(DATA Opens)

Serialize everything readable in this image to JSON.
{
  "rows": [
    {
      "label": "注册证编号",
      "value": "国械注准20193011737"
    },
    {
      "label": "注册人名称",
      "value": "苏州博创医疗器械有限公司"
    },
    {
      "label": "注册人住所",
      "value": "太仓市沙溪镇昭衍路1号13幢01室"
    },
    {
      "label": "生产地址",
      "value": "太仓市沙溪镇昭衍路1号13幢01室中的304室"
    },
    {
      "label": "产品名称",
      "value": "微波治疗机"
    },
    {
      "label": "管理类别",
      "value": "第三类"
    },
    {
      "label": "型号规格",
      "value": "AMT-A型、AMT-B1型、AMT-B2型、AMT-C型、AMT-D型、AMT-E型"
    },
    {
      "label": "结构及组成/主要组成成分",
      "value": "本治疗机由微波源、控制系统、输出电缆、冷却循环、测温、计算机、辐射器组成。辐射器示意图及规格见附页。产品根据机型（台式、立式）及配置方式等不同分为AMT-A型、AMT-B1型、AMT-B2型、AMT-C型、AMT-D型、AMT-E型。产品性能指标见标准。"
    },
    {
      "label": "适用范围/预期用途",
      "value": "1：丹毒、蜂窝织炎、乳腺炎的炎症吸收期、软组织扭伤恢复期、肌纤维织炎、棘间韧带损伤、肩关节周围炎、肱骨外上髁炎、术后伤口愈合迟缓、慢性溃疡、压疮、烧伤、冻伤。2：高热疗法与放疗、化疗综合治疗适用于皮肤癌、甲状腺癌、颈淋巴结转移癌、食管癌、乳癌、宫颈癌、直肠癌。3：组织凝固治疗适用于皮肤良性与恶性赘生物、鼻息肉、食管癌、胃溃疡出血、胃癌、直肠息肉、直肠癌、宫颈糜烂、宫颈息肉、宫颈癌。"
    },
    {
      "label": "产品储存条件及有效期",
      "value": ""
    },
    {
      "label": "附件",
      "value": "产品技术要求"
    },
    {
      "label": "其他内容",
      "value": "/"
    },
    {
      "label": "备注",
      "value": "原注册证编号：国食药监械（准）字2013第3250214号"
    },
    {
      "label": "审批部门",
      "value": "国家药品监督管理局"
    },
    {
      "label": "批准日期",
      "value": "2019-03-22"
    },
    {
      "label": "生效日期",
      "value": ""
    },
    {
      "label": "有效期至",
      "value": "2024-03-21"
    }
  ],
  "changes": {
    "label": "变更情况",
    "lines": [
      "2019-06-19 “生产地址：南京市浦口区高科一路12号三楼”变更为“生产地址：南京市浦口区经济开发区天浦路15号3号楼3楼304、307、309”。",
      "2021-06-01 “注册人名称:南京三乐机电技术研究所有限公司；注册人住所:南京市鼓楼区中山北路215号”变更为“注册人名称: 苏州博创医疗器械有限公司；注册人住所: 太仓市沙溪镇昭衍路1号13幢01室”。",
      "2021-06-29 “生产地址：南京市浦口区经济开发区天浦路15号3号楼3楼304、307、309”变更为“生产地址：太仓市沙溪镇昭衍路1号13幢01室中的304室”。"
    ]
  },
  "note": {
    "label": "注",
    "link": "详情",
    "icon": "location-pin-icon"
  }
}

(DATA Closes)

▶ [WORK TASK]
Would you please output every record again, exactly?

▶ [YOUR SOLUTION]
Serialize everything readable in this image to JSON.
{
  "rows": [
    {
      "label": "注册证编号",
      "value": "国械注准20193011737"
    },
    {
      "label": "注册人名称",
      "value": "苏州博创医疗器械有限公司"
    },
    {
      "label": "注册人住所",
      "value": "太仓市沙溪镇昭衍路1号13幢01室"
    },
    {
      "label": "生产地址",
      "value": "太仓市沙溪镇昭衍路1号13幢01室中的304室"
    },
    {
      "label": "产品名称",
      "value": "微波治疗机"
    },
    {
      "label": "管理类别",
      "value": "第三类"
    },
    {
      "label": "型号规格",
      "value": "AMT-A型、AMT-B1型、AMT-B2型、AMT-C型、AMT-D型、AMT-E型"
    },
    {
      "label": "结构及组成/主要组成成分",
      "value": "本治疗机由微波源、控制系统、输出电缆、冷却循环、测温、计算机、辐射器组成。辐射器示意图及规格见附页。产品根据机型（台式、立式）及配置方式等不同分为AMT-A型、AMT-B1型、AMT-B2型、AMT-C型、AMT-D型、AMT-E型。产品性能指标见标准。"
    },
    {
      "label": "适用范围/预期用途",
      "value": "1：丹毒、蜂窝织炎、乳腺炎的炎症吸收期、软组织扭伤恢复期、肌纤维织炎、棘间韧带损伤、肩关节周围炎、肱骨外上髁炎、术后伤口愈合迟缓、慢性溃疡、压疮、烧伤、冻伤。2：高热疗法与放疗、化疗综合治疗适用于皮肤癌、甲状腺癌、颈淋巴结转移癌、食管癌、乳癌、宫颈癌、直肠癌。3：组织凝固治疗适用于皮肤良性与恶性赘生物、鼻息肉、食管癌、胃溃疡出血、胃癌、直肠息肉、直肠癌、宫颈糜烂、宫颈息肉、宫颈癌。"
    },
    {
      "label": "产品储存条件及有效期",
      "value": ""
    },
    {
      "label": "附件",
      "value": "产品技术要求"
    },
    {
      "label": "其他内容",
      "value": "/"
    },
    {
      "label": "备注",
      "value": "原注册证编号：国食药监械（准）字2013第3250214号"
    },
    {
      "label": "审批部门",
      "value": "国家药品监督管理局"
    },
    {
      "label": "批准日期",
      "value": "2019-03-22"
    },
    {
      "label": "生效日期",
      "value": ""
    },
    {
      "label": "有效期至",
      "value": "2024-03-21"
    }
  ],
  "changes": {
    "label": "变更情况",
    "lines": [
      "2019-06-19 “生产地址：南京市浦口区高科一路12号三楼”变更为“生产地址：南京市浦口区经济开发区天浦路15号3号楼3楼304、307、309”。",
      "2021-06-01 “注册人名称:南京三乐机电技术研究所有限公司；注册人住所:南京市鼓楼区中山北路215号”变更为“注册人名称: 苏州博创医疗器械有限公司；注册人住所: 太仓市沙溪镇昭衍路1号13幢01室”。",
      "2021-06-29 “生产地址：南京市浦口区经济开发区天浦路15号3号楼3楼304、307、309”变更为“生产地址：太仓市沙溪镇昭衍路1号13幢01室中的304室”。"
    ]
  },
  "note": {
    "label": "注",
    "link": "详情",
    "icon": "location-pin-icon"
  }
}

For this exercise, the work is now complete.